What you have to do: Scan the data. Collect each line that contains the word "they".

═══

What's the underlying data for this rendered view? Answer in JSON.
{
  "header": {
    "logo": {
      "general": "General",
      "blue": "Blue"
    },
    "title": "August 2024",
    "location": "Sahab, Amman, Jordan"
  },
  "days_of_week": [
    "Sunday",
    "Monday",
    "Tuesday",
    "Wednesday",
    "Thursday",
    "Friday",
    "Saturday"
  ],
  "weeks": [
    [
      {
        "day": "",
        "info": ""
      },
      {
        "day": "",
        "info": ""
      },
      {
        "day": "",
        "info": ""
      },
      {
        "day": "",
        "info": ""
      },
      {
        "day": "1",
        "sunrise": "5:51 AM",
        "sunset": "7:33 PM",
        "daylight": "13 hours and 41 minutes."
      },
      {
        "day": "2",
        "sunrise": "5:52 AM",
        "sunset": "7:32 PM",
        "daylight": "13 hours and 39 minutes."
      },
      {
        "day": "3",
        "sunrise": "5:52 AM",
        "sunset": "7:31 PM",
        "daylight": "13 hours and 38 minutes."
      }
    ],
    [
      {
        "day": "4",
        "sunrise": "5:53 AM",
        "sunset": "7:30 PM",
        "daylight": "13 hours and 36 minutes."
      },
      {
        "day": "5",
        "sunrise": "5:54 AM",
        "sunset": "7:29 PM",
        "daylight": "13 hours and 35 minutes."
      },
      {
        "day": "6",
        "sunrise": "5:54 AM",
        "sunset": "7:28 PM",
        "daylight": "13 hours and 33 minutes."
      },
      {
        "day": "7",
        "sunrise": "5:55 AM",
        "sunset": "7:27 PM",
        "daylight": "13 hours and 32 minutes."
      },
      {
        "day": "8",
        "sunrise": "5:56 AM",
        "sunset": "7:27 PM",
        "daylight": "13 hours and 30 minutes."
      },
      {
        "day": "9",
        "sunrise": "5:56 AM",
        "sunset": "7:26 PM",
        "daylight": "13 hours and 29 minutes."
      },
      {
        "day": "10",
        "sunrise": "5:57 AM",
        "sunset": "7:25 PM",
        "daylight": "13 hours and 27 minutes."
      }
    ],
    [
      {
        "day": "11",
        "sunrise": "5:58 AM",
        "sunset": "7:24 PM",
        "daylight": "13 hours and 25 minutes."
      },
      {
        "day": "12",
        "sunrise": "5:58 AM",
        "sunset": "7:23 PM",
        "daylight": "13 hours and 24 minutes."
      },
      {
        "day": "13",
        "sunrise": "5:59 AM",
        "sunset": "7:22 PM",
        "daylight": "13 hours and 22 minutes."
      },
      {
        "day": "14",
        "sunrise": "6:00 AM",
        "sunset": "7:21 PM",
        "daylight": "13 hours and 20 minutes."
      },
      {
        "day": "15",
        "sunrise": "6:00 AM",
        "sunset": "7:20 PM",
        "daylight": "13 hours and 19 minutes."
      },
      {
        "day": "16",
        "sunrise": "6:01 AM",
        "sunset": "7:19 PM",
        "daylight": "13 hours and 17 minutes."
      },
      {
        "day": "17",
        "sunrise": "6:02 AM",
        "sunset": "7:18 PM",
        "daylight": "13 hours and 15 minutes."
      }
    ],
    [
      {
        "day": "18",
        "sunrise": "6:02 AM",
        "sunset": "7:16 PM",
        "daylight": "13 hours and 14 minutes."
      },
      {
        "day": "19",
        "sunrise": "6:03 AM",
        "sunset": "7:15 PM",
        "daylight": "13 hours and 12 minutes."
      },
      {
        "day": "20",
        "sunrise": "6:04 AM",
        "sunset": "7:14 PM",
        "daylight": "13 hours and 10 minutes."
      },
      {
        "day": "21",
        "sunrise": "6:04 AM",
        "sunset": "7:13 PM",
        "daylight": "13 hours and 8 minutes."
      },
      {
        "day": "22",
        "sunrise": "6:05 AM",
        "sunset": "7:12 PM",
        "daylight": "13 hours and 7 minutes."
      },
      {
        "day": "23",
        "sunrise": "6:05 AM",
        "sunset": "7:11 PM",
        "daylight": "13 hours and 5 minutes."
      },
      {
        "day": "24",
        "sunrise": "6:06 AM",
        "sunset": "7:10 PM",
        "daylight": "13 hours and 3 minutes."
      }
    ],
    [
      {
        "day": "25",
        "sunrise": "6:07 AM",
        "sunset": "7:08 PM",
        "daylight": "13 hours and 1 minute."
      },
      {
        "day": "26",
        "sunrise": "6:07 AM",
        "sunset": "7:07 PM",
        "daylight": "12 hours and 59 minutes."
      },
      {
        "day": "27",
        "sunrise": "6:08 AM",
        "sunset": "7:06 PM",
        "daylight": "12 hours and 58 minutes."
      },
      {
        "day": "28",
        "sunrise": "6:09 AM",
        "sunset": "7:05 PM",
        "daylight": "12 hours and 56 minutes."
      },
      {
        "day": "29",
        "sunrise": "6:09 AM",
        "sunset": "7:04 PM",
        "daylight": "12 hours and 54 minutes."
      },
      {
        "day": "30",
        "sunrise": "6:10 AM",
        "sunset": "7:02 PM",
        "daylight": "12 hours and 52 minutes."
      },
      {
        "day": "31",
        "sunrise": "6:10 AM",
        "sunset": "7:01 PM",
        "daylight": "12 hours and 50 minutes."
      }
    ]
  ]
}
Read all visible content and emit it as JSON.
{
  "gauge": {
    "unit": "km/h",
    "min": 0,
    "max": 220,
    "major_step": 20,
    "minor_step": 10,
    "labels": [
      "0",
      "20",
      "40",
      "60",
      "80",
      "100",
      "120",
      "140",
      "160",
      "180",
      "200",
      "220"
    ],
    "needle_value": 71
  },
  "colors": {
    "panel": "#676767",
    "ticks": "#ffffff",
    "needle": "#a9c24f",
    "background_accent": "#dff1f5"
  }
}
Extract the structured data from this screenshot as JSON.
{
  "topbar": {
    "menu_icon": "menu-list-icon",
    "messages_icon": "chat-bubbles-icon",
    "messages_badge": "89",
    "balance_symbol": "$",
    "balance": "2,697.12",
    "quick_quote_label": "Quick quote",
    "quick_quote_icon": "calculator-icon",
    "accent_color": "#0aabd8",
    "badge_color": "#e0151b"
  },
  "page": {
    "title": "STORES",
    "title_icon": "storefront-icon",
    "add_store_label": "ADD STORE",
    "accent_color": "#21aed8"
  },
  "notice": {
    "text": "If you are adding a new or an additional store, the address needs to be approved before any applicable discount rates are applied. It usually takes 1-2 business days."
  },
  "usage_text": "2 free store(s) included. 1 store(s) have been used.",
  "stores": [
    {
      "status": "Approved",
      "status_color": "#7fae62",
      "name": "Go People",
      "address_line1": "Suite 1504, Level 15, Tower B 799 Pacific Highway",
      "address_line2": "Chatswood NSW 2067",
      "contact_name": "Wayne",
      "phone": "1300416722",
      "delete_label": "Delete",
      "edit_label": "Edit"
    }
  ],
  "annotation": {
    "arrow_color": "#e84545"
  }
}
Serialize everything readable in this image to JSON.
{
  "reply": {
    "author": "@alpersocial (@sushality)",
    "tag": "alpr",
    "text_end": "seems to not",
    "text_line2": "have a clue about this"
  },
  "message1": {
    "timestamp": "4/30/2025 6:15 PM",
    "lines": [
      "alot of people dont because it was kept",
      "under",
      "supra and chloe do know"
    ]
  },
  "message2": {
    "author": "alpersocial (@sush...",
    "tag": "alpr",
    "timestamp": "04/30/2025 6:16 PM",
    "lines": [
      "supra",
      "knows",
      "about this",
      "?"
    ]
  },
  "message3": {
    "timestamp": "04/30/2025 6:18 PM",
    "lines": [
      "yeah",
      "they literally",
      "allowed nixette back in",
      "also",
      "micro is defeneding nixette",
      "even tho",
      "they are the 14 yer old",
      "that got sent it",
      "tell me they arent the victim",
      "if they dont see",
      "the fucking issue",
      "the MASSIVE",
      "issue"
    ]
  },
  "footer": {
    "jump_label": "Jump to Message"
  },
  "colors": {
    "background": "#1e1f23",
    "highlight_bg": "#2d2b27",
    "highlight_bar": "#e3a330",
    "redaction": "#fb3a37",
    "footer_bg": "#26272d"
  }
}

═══

Completed task:
      "they literally",
      "they are the 14 yer old",
      "tell me they arent the victim",
      "if they dont see",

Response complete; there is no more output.